Hewlett-Packard lifted by corporate demand
Hewlett-Packard, the world’s largest personal-computer maker, reported second-quarter profit and sales that beat estimates after corporate buyers replaced aging server computers and consumers took home new PCs.
Profit, excluding some costs, was $1.09 a share, Hewlett-Packard said today in a statement.
That compared with the $1.06 average of estimates compiled by Bloomberg. Sales rose 13pc to $30.8bn. Analysts projected $29.8bn.
Hewlett-Packard is seeing growth in demand for PCs and printers, which represent more than half of sales.
At the same time, corporate buyers are upgrading the servers used to run their businesses after delaying purchases last year.
Global spending on information technology will rise 5pc in 2010, with Hewlett-Packard, the world’s largest IT supplier, among the biggest beneficiaries, Goldman Sachs predicted.
“Their model, with the broadest coverage, looks like it’s working well in this tough environment,” Shaw Wu, an analyst with Kaufman Bros in San Francisco, said in an interview. He recommends buying the shares and doesn’t own any. “It’s the most complete technology company in the world.”
Profit this quarter will be $1.05 to $1.07 a share on sales of as much as $30bn, the company said. Analysts estimated profit of $1.07 and revenue of $29.7bn.
HP also raised its full-year earnings-per-share outlook to $4.45 to $4.50 from $4.37 to $4.44 previously.
It said sales for the year will increase 8pc to 9pc, which translates to $123.7bn to $124.9bn. In February, the company said full-year sales would be as much as $122.5bn.
Hewlett-Packard gained 2.4pc to $47.90 in late trading after falling 73 cents to $46.79 on the New York Stock Exchange. The stock has declined 9.2pc this year.
Net income in the quarter ended April 30 rose to $2.2bn, or 91 cents a share, from $1.72bn, or 71 cents, a year earlier, the company said.
Hewlett-Packard recaptured the PC market lead from Dell in 2006 and has worked to maintain its ranking by adding slimmer notebook models and introducing low-cost netbooks.
Chief Executive Officer Mark Hurd plans a foray into tablet-style computers that would compete with Apple’s iPad and he’s using acquisitions to expand into smartphones and the networking equipment market dominated by Cisco Systems.
“It’s just a broad-based, strong performance,” said Hurd, 53, who cautioned the results are compared with last year’s second quarter, which he called “the low point of the market.”
Hurd also discounted concerns that declines in the euro would affect sales. “A good euro is good for us, but I think sometimes the effect of the euro on HP gets overplayed.”
The European currency affects a fourth of the company’s sales, Chief Financial Officer Cathy Lesjak said on a conference call today. Its effect is “more muted” than some people may think, she said.

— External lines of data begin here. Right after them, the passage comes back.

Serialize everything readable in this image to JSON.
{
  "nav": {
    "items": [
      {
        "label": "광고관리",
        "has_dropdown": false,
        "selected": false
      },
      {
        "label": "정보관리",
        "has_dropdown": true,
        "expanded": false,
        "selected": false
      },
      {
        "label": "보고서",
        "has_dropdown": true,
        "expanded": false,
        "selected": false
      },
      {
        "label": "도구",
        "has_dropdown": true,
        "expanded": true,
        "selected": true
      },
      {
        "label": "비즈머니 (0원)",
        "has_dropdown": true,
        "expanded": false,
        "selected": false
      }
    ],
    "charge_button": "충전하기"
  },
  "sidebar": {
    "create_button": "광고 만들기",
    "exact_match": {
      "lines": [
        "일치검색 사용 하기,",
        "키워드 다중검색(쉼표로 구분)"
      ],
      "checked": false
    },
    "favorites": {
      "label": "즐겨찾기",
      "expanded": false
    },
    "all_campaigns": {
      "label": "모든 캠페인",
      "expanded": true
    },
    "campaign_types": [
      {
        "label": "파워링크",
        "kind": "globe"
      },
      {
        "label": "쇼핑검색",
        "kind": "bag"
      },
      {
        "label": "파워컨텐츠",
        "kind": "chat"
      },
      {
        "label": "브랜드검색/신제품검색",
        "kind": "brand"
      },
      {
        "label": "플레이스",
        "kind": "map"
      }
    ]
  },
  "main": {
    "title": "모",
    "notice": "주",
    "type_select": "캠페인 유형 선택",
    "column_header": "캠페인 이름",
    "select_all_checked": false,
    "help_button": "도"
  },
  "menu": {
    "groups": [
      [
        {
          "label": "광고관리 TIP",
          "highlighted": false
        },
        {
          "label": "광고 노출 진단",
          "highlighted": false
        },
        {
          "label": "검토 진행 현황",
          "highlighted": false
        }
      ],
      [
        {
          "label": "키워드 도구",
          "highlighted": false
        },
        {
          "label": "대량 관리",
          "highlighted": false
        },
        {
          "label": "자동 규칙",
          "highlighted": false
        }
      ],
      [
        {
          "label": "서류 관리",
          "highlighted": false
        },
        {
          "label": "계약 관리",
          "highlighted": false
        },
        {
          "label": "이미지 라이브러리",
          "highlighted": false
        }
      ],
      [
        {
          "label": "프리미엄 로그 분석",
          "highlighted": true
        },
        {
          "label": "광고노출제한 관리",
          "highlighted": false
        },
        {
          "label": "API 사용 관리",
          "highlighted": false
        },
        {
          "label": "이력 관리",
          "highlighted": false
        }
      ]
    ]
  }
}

The euro, down 15pc this year amid the European debt crisis, dropped 1.5pc today to $1.2204.
HP faces challenges from rivals Acer, which overtook Dell last year to become the No. 2 PC maker, and Lenovo, which is winning buyers in China, according to Gartner.
Hewlett-Packard’s first-quarter PC shipment growth was 19.9pc, compared with 54.3pc for Acer, 21.4pc for Dell and 59.2pc for Lenovo, Gartner said.